Segment Open
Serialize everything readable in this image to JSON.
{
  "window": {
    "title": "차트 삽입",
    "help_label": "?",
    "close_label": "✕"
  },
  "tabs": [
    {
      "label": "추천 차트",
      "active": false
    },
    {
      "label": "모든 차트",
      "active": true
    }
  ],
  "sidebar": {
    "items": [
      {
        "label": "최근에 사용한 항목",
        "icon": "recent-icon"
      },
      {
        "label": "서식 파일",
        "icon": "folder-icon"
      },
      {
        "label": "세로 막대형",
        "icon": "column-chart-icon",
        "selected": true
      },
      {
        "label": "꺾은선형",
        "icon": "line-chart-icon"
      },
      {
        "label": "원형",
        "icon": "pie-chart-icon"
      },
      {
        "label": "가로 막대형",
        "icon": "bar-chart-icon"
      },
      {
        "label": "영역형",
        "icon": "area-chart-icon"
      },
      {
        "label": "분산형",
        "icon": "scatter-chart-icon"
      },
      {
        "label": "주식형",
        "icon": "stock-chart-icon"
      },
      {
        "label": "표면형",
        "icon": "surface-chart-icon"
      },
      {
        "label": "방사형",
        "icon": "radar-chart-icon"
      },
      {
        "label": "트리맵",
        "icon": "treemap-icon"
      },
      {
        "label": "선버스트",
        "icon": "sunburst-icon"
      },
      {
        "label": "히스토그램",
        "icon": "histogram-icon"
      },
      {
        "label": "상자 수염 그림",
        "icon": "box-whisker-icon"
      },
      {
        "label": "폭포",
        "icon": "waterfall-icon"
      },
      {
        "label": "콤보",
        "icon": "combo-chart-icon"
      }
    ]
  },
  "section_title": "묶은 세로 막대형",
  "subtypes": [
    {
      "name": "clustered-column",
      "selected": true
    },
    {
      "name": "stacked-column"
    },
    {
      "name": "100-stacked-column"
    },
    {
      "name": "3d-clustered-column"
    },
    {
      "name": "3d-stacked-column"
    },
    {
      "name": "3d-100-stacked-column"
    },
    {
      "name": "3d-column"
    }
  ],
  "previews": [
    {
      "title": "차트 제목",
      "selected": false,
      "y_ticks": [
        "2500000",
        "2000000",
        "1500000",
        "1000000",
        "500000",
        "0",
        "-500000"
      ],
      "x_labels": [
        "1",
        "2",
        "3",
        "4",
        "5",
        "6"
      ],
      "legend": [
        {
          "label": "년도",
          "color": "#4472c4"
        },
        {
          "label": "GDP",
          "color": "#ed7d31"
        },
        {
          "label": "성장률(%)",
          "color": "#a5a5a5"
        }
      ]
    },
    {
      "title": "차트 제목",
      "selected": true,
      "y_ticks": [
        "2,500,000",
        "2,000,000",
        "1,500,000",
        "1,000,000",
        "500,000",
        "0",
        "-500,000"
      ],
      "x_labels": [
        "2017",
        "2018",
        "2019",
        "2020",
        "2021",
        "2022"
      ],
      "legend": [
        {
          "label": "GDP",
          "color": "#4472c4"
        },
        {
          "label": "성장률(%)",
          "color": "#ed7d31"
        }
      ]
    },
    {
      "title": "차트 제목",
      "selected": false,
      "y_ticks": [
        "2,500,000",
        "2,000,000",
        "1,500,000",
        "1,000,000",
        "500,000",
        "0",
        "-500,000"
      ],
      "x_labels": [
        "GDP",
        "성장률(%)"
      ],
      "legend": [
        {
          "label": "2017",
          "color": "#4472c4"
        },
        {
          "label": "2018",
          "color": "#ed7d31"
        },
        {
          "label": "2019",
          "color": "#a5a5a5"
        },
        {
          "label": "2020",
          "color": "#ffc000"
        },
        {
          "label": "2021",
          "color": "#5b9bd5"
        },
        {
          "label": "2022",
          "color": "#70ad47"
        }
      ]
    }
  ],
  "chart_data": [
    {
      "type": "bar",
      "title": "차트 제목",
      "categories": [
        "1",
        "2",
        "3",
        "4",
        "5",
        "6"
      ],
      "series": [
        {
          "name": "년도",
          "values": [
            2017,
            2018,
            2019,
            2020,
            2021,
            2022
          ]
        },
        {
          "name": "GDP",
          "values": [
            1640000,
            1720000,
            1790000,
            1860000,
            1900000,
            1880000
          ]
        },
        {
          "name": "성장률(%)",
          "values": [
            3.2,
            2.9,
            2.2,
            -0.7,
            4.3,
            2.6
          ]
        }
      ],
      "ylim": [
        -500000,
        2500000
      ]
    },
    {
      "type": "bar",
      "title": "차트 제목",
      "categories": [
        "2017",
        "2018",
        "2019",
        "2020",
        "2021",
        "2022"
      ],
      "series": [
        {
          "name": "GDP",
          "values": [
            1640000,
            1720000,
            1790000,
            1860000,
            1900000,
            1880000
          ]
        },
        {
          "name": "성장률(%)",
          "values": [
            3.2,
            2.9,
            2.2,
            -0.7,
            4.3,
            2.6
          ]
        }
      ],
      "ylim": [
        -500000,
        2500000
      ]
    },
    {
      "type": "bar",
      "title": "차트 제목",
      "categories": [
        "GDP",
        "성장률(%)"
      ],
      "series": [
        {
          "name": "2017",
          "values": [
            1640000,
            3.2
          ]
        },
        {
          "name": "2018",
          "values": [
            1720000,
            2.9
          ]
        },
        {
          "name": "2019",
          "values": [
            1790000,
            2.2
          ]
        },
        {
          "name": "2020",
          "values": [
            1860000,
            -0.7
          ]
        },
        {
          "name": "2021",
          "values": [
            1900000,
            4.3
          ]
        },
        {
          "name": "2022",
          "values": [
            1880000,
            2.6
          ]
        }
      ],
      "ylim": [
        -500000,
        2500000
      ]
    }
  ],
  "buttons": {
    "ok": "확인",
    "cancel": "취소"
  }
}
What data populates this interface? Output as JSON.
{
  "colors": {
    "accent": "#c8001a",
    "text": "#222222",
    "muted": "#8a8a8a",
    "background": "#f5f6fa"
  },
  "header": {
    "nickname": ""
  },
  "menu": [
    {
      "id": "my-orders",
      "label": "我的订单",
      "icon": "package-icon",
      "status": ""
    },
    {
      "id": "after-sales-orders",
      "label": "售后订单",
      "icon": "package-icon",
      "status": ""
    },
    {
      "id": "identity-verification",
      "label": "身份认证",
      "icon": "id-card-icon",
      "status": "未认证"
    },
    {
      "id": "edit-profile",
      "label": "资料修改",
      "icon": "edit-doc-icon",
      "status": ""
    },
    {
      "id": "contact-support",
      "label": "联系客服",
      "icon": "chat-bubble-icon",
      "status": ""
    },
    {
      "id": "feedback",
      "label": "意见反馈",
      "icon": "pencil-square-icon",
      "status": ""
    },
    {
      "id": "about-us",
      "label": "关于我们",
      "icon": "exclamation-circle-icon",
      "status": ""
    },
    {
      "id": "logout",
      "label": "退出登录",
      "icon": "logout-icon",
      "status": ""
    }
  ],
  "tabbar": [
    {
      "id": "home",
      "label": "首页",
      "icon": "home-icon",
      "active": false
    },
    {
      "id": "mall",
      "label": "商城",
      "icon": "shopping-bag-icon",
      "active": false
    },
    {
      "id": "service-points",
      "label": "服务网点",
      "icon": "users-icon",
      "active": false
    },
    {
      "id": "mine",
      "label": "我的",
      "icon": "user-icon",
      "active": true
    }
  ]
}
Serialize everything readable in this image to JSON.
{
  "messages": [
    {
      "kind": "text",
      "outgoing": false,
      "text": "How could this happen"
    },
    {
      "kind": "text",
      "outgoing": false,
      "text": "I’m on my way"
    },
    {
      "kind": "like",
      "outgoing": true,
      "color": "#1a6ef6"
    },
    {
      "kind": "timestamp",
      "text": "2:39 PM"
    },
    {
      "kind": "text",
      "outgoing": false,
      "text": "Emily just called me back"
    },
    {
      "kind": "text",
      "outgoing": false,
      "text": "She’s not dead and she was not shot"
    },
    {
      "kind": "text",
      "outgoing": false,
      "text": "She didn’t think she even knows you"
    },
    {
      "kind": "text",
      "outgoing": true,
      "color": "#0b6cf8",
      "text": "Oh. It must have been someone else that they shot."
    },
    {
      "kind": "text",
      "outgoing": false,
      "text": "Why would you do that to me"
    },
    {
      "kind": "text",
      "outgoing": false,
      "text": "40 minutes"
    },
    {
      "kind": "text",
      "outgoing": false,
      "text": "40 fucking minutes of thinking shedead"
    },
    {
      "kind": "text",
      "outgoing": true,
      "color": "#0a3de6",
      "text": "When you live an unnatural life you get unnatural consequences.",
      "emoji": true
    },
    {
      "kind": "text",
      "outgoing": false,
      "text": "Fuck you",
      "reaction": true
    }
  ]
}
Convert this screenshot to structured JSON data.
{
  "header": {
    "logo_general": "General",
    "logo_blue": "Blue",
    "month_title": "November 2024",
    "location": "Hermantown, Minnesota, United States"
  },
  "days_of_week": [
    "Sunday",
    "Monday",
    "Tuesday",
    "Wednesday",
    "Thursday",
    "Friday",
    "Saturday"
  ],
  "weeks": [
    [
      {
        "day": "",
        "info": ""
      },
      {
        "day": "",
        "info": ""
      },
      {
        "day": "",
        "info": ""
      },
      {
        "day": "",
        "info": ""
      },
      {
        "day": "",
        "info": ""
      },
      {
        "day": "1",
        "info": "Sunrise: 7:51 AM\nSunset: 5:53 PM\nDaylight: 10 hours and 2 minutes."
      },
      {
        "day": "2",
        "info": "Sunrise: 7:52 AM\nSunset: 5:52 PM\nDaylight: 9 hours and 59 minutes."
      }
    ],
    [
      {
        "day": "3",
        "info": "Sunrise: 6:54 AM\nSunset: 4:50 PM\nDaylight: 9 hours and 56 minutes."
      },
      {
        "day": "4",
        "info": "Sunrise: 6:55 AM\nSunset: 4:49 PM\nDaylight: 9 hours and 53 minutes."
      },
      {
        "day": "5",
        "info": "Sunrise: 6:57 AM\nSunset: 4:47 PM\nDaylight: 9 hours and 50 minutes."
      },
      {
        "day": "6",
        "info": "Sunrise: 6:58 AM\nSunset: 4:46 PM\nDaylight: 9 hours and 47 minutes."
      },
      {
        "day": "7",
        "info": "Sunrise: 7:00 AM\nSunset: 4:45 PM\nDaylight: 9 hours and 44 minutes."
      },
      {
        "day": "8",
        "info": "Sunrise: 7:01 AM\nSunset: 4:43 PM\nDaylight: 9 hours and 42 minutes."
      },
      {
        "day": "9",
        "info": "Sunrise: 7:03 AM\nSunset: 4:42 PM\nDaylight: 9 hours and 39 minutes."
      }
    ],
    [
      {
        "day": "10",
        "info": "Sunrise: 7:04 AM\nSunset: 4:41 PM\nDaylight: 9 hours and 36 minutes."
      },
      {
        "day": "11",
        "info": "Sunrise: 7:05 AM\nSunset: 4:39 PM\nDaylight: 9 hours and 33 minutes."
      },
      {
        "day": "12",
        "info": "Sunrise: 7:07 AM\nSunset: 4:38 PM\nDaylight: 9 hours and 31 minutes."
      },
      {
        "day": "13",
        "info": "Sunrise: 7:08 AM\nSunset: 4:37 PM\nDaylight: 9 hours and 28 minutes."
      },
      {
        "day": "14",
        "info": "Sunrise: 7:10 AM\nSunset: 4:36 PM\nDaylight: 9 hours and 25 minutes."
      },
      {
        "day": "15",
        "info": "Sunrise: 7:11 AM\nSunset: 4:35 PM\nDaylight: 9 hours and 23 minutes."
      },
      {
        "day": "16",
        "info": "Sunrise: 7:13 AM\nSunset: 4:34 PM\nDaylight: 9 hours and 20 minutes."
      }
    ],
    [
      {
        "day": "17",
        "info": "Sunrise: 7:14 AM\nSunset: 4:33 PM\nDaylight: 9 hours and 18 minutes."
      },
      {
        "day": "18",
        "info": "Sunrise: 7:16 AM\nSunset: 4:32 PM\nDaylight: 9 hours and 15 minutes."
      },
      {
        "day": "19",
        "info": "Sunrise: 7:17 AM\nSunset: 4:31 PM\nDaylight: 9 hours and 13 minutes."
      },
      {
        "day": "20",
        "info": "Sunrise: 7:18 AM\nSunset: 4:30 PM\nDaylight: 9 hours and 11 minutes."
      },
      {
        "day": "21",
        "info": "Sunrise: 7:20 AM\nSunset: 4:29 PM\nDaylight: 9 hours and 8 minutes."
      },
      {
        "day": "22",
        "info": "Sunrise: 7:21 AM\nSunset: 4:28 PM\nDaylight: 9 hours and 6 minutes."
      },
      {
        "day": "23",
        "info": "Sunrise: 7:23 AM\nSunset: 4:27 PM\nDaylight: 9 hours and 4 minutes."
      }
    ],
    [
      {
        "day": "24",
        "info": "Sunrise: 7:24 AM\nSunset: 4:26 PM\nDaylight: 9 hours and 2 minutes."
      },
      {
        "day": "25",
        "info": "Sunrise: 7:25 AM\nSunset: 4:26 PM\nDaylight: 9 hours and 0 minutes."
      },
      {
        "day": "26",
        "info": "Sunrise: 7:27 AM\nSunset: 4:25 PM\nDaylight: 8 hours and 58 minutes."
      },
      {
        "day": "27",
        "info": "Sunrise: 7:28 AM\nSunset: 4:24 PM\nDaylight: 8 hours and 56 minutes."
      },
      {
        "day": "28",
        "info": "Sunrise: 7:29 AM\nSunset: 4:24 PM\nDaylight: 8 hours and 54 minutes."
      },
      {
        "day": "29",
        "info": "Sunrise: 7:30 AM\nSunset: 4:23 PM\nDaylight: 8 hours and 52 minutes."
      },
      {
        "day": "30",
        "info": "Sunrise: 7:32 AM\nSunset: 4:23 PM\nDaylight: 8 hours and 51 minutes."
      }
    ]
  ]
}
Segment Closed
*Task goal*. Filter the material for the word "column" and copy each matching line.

*Completed task*.
        "icon": "column-chart-icon",
      "name": "clustered-column",
      "name": "stacked-column"
      "name": "100-stacked-column"
      "name": "3d-clustered-column"
      "name": "3d-stacked-column"
      "name": "3d-100-stacked-column"
      "name": "3d-column"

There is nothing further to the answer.